Businesses recieving payment by Interac Email Money Transfer

I had my first email money tranfer payment a while ago and deleted it by accident probably thinking it was spam because the person didn’t tell they paid that way, and I called the bank to see how secure this is, and they confirmed the procedure and that it is safe.  The only way I knew about this was when I called to ask for payment on an outstanding invoice and they said they already paid via email.  I thought, what?  You can’t pay invoices by email?  But then I found out, yes, it’s a new feature with the banks and I must have deleted his payment thinking it was spam.

The only problem I see with this is you have to click the link to receive the payment and it takes you to your bank account where you can then type in your bank number and password.  I don’t like this for a couple reasons.  One problem is there are so many scams out there where people get emails saying something about their bank account having a problem, or whatever and they need to click the link to log into their bank and fix the issue.  The link seems to work, it goes to your login page, your login works and you can see your bank info.  Everything seems fine, however, they just grabbed your bank info and your account is now comprimised.

This email money transfers work similar which will make it difficult when people are receiving emails unless they know it truly came from that client.  Many people spoof emails and that makes the email appear to have come from someone you know but it it didn’t really come from them.  This is really bad because you believe it’s real and move forward with the instructions, next thing you know you’re a victim.

The other problem I had, I’m used to logging in with my personal account, then switching views to see the busness.  This way, I don’t have to remember both bank numbers.  The problem I have is I logged in with my personal account, as usual, but the options for me to choose which bank account to transfer my clients payment to didn’t include the business bank account.  All I could do was decline the payment and put a note in there saying, “Sorry I logged into the wrong bank account”.  They had to resend payment which was frustrating for them I’m sure, and also the fact I had to bother them with a phone call about it, when the secret answer was one I would have known anyway.  I just had to call to confirm it is real, and because I screwed up and logged into the wrong bank account, I had to get them to send payment again.

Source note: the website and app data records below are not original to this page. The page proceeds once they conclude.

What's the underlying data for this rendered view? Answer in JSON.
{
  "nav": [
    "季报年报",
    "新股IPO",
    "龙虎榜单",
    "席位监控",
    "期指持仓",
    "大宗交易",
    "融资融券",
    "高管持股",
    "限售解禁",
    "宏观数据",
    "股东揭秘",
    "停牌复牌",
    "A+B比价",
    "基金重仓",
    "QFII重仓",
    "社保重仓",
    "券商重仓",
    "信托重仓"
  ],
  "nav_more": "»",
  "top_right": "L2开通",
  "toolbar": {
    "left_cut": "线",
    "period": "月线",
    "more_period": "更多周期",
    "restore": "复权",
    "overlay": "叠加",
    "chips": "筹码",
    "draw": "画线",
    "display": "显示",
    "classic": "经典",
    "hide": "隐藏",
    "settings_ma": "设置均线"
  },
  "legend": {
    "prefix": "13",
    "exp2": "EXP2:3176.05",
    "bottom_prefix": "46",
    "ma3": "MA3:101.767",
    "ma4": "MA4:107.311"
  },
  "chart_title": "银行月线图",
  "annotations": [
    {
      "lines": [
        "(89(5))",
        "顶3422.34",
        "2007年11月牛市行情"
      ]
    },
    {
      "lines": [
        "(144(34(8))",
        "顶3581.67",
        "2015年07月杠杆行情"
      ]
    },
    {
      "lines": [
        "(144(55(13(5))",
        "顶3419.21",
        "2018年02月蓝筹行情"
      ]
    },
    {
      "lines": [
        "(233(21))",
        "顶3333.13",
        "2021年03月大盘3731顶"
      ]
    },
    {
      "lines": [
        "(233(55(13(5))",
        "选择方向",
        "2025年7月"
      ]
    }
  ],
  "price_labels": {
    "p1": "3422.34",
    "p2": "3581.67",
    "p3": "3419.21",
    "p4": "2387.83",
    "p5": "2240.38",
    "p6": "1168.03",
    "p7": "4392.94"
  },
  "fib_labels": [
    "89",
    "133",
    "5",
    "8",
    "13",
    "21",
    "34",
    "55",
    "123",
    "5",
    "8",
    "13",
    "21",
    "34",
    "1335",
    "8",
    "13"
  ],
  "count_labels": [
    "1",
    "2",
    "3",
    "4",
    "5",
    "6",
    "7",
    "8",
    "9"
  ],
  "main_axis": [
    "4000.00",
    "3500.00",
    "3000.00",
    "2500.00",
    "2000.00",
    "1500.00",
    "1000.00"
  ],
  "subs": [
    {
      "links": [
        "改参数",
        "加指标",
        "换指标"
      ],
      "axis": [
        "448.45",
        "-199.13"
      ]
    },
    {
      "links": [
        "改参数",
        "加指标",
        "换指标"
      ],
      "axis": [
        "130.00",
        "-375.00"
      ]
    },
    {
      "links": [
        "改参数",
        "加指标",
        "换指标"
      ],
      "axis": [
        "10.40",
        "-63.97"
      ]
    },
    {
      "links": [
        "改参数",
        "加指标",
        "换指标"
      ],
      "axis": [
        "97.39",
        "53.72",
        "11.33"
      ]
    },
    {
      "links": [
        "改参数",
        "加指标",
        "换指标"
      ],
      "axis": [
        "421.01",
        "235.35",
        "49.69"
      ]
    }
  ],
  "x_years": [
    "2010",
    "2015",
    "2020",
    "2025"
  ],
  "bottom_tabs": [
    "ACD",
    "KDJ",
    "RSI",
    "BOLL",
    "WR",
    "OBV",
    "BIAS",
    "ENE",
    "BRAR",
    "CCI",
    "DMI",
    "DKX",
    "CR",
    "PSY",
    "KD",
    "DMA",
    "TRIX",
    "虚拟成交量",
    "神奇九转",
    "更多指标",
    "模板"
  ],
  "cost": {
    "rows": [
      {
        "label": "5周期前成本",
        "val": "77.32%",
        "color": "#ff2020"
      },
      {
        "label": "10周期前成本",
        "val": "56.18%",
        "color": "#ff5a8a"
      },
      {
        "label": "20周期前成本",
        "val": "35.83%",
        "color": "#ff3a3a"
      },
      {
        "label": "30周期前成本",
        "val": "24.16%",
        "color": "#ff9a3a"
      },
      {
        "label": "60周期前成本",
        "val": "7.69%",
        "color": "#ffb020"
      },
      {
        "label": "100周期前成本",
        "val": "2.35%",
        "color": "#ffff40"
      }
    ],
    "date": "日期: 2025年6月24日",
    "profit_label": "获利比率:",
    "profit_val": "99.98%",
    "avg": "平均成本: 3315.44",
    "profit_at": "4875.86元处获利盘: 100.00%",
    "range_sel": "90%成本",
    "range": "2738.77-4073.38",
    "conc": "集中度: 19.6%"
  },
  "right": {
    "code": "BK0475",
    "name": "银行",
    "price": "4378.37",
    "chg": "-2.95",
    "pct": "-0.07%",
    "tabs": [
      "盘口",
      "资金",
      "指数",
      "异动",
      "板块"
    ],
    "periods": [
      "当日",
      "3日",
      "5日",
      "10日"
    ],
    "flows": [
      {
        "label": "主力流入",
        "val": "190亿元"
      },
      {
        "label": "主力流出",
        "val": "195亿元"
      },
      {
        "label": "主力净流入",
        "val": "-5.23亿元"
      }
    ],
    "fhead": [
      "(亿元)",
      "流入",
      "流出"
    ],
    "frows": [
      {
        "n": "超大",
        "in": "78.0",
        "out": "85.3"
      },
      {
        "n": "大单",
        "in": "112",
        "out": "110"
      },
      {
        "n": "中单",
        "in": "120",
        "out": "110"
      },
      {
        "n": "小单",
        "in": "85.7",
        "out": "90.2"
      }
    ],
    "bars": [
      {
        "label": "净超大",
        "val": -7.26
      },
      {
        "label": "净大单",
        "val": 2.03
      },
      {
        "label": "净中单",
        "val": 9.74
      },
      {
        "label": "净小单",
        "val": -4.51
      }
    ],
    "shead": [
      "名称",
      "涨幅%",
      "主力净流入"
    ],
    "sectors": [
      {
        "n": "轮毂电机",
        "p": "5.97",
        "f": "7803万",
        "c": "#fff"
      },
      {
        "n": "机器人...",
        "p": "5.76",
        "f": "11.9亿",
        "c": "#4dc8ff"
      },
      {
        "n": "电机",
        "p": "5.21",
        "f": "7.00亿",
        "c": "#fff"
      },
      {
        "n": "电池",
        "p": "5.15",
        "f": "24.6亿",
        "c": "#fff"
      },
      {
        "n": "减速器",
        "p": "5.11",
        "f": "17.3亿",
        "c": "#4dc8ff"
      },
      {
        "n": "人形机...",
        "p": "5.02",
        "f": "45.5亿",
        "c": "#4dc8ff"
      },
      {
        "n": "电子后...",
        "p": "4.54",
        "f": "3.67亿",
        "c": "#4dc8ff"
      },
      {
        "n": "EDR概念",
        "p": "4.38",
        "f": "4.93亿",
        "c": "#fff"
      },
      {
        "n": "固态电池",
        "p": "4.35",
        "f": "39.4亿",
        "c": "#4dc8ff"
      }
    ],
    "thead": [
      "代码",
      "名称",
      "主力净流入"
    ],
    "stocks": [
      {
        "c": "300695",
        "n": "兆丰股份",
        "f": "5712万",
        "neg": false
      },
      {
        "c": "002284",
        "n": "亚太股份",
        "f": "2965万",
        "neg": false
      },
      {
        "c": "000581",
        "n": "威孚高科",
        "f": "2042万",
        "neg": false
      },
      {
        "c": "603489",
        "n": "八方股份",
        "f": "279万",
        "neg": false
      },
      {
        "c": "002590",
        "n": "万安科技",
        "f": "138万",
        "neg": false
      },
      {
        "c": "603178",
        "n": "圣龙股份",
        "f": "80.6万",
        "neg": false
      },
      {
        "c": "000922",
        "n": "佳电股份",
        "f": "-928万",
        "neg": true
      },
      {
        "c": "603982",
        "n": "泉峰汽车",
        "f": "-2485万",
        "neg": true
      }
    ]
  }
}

Most people click links and do online banking without thinking twice about it.  Don’t get me wrong, I’m up to date with the latest technology, but just because I’m in the business, doesn’t mean I have to use it if I feel it is a potential threat.  As long as these payments are being transfer via links in email, there’s a connection where someone can hack this payment process and comprimise both our accounts.  Online payments are fine, but if you send payment to someone by email; your bank account is connected via a link, that sends by email, which then goes from your email to my email, now linking via my computer which either of us could have a virus to begin with, and then linking to my bank account, now both our bank accounts and email addresses are linked and if someone intercepted this transmission, which happens out there in the online world, we could both have our bank accounts comprimised.

Technology is supposed to make life easier, but instead, with something like this, it’s putting us more at risk and costing more time having people like me call to confirm it’s real.  An alternvative to this, you can always tell your clients, you do not use this method of payment.  Some hackers out there realize the risks and so even them, with their highly technical skills, they do not do any form of online banking.  That has to mean something when hackers refuse to do banking online!  Stay safe my friends.

Update November 3rd 4:00pm – You’re not going to believe this.  Click the picture to make it bigger and read below.

Here’s an example of an email I just got today from someone trying to pull this very scam on me that I talked about in this blog 9am this morning.  Maybe it’s a co-incidence, maybe I’ve been targeted after writing about it, but either way, I was able to trace the IP address it came from to the host provider, which then traces it back to the individual customer of theirs, and then we can bust them for trying to hack my bank account.  If you hover over any link in an email you recieve, you can see if it points to the same address or not.  You can see in the image here (click to make it bigger, then hit the back button on your browser to come back here) if you hover over the link for the legit site name, it says it’s going to some ip address instead.  Also, since I don’t recognize the name or the amount, and there is no email address for the guy that tells me who it is, plus the fact that my Outlook program identified it as a potential phising scam at the top, it makes it clear to me it is a scam.  So obviously I didn’t click the link.  What I did do, is a reverse lookup on the ip address, determined it was a customer from and I reported it to the abuse email they have and we’ll see about next steps from there.  This is no different from email you get claiming to be from your bank and asking you to click a link.  I always said, you bank would never send you an email, so just don’t click on any links.  With this new service to email money transfer, apparently it is safe, but you need to still be careful you know who it is from, and it truly came from them, otherwise you could be clicking on a scam like what I got.

As an Ex-Law Enforcment officer, I’m here to bust these people. Saving the world from cyber crime, one criminal at a time…